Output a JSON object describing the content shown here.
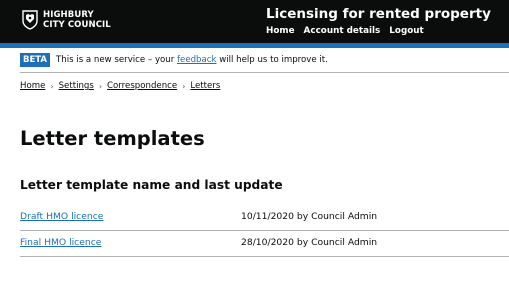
{
  "header": {
    "logo_line1": "HIGHBURY",
    "logo_line2": "CITY COUNCIL",
    "logo_icon": "council-crest-icon",
    "service_name": "Licensing for rented property",
    "nav": [
      {
        "label": "Home"
      },
      {
        "label": "Account details"
      },
      {
        "label": "Logout"
      }
    ]
  },
  "phase_banner": {
    "tag": "BETA",
    "text_before": "This is a new service – your ",
    "link": "feedback",
    "text_after": " will help us to improve it."
  },
  "breadcrumbs": [
    {
      "label": "Home"
    },
    {
      "label": "Settings"
    },
    {
      "label": "Correspondence"
    },
    {
      "label": "Letters"
    }
  ],
  "page": {
    "title": "Letter templates",
    "section_heading": "Letter template name and last update"
  },
  "templates": [
    {
      "name": "Draft HMO licence",
      "updated": "10/11/2020 by Council Admin"
    },
    {
      "name": "Final HMO licence",
      "updated": "28/10/2020 by Council Admin"
    }
  ],
  "colors": {
    "header_bg": "#0b0c0c",
    "brand_blue": "#1d70b8",
    "border": "#b1b4b6",
    "text": "#0b0c0c"
  }
}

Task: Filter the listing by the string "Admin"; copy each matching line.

Task answer:
      "updated": "10/11/2020 by Council Admin"
      "updated": "28/10/2020 by Council Admin"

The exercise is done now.